[Records drawn from a dataset]
::::::

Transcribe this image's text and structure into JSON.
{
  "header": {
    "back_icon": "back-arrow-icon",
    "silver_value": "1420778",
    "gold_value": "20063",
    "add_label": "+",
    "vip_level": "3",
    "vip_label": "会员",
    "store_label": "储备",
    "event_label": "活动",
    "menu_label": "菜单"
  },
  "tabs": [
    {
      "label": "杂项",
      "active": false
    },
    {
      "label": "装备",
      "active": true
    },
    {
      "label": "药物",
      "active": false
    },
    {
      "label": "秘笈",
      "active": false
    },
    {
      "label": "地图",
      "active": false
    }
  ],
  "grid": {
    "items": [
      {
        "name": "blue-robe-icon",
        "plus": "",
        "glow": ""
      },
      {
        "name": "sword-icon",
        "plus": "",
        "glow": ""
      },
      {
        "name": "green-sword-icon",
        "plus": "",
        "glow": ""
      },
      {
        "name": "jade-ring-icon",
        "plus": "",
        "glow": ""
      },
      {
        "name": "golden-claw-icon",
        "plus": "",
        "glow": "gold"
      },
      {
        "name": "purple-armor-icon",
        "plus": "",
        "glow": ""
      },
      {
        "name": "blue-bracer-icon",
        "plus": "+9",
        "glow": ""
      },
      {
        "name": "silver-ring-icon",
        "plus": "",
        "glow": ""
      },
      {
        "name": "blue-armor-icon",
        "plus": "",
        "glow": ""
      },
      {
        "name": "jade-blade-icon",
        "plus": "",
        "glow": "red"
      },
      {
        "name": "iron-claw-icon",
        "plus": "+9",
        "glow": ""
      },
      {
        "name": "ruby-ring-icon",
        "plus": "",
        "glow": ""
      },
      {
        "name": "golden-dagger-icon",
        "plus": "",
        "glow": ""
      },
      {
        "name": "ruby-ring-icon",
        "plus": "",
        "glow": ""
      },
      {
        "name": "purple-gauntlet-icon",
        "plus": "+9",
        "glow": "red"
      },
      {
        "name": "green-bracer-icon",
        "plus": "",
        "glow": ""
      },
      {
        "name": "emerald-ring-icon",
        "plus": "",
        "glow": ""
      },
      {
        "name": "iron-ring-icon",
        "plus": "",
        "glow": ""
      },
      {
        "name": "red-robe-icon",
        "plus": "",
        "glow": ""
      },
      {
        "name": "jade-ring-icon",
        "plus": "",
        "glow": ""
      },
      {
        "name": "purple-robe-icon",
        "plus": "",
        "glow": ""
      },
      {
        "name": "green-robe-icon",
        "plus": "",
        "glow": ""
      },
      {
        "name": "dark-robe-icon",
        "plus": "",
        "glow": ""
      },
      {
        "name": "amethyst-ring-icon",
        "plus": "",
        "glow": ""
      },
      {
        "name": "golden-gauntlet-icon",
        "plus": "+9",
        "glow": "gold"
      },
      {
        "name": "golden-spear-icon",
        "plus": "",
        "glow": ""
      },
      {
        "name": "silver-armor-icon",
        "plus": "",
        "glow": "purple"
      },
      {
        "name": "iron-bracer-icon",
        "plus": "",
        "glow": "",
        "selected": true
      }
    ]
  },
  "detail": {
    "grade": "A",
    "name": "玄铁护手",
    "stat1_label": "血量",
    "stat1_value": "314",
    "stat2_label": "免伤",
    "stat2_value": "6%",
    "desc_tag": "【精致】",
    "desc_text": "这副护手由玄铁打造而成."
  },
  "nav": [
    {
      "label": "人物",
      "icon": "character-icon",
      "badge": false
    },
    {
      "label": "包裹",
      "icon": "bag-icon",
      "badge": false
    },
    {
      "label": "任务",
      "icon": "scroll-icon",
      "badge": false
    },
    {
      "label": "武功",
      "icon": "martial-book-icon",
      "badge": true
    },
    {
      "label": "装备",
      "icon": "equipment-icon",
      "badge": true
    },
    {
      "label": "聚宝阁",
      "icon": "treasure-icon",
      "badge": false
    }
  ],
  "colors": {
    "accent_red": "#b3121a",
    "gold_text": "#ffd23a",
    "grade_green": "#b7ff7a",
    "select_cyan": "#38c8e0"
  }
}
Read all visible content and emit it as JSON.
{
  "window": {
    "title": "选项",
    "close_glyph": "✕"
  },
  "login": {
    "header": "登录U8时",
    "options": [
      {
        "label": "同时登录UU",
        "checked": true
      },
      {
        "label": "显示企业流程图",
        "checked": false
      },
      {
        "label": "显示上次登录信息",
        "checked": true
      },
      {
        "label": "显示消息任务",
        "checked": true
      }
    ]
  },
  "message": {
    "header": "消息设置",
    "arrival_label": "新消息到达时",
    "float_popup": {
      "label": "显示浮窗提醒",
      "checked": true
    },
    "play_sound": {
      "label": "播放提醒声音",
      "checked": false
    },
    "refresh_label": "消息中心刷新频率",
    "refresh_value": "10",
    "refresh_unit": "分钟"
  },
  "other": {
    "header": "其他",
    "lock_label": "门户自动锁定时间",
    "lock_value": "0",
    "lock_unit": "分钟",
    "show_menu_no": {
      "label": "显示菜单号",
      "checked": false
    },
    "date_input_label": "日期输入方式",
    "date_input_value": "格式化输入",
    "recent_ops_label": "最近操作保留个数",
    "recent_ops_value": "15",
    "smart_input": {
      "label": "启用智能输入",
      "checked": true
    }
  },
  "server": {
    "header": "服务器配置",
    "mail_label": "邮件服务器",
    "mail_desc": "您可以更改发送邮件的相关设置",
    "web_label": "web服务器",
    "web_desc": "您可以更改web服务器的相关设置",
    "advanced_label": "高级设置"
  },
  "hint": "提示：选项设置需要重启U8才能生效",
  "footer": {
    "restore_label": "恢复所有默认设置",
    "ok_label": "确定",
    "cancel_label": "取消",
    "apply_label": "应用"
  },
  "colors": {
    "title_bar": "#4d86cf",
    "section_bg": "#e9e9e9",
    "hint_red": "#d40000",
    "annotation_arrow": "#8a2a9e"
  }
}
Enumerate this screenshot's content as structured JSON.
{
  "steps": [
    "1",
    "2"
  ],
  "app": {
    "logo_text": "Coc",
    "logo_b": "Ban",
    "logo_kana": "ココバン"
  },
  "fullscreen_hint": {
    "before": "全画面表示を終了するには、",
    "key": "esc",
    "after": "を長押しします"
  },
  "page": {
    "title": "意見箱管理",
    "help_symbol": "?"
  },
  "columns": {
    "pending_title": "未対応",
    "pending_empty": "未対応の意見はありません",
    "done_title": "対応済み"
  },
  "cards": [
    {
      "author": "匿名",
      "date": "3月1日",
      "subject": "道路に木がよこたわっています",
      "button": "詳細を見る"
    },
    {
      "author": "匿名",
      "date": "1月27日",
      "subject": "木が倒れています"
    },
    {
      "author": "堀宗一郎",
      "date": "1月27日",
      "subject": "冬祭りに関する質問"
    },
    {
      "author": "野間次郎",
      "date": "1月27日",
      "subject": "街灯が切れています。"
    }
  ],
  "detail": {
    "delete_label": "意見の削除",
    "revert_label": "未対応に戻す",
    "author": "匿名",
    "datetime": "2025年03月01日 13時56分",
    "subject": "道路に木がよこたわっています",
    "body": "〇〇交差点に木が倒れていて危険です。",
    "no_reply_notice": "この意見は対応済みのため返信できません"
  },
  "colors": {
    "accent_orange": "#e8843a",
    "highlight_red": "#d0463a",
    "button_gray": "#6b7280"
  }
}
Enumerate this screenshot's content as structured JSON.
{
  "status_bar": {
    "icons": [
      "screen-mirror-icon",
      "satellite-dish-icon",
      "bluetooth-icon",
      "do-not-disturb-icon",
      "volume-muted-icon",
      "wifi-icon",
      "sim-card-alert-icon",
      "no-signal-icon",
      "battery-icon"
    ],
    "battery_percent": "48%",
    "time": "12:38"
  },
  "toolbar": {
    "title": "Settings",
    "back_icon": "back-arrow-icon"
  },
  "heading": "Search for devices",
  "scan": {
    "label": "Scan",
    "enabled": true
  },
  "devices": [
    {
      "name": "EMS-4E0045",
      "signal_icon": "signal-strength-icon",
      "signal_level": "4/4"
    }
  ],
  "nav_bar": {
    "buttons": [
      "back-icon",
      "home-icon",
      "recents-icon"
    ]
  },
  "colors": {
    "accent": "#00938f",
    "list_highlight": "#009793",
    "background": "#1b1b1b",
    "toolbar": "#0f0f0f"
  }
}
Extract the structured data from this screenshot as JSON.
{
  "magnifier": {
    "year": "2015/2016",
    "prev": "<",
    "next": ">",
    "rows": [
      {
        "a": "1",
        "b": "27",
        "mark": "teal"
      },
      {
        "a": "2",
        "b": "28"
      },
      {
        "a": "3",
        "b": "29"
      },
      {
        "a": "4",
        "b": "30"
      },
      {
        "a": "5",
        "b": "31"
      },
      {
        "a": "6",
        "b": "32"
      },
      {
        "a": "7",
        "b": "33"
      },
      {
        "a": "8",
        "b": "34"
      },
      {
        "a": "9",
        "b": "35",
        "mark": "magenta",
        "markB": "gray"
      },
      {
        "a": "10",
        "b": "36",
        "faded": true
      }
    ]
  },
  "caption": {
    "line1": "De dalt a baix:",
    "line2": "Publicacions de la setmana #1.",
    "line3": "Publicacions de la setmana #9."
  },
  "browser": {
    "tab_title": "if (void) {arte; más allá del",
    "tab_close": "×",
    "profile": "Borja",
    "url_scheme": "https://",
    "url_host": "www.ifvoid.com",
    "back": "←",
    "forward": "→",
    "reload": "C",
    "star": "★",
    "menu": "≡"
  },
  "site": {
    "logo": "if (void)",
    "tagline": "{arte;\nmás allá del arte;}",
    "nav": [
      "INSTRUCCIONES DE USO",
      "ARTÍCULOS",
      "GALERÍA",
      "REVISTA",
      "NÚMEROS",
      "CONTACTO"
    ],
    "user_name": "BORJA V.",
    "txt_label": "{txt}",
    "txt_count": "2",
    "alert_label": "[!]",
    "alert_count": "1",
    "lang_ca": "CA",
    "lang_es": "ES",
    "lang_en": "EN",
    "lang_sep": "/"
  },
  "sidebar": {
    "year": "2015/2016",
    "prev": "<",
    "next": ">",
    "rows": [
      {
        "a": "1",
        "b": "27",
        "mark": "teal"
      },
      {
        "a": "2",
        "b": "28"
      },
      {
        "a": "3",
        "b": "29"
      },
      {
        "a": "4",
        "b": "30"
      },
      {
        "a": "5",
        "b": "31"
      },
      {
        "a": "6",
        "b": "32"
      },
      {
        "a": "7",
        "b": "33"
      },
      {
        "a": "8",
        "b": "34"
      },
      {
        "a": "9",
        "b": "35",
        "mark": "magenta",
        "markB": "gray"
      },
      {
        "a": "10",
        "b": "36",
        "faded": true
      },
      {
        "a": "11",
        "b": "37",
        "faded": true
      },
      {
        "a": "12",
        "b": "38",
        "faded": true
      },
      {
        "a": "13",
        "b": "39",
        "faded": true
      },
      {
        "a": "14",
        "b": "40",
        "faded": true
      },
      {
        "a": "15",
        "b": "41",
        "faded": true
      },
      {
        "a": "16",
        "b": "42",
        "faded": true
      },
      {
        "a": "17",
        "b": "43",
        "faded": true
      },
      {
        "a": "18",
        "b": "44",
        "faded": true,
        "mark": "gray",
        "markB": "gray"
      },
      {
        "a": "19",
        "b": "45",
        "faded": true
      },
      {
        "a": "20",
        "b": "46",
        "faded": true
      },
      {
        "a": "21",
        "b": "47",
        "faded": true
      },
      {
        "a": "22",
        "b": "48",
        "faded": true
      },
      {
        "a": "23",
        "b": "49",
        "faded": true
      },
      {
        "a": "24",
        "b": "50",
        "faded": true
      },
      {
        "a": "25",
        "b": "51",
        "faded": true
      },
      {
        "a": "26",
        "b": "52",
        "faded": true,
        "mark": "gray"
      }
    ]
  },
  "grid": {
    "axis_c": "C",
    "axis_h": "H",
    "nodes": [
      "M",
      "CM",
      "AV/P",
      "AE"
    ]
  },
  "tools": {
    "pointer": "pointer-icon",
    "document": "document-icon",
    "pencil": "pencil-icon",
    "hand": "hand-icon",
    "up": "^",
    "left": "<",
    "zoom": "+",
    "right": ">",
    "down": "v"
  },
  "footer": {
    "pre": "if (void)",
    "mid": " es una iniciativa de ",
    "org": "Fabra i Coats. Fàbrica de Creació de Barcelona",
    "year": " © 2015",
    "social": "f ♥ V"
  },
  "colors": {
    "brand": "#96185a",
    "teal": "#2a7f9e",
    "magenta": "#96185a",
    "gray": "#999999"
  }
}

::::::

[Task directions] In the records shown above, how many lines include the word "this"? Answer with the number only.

[Task solution] 4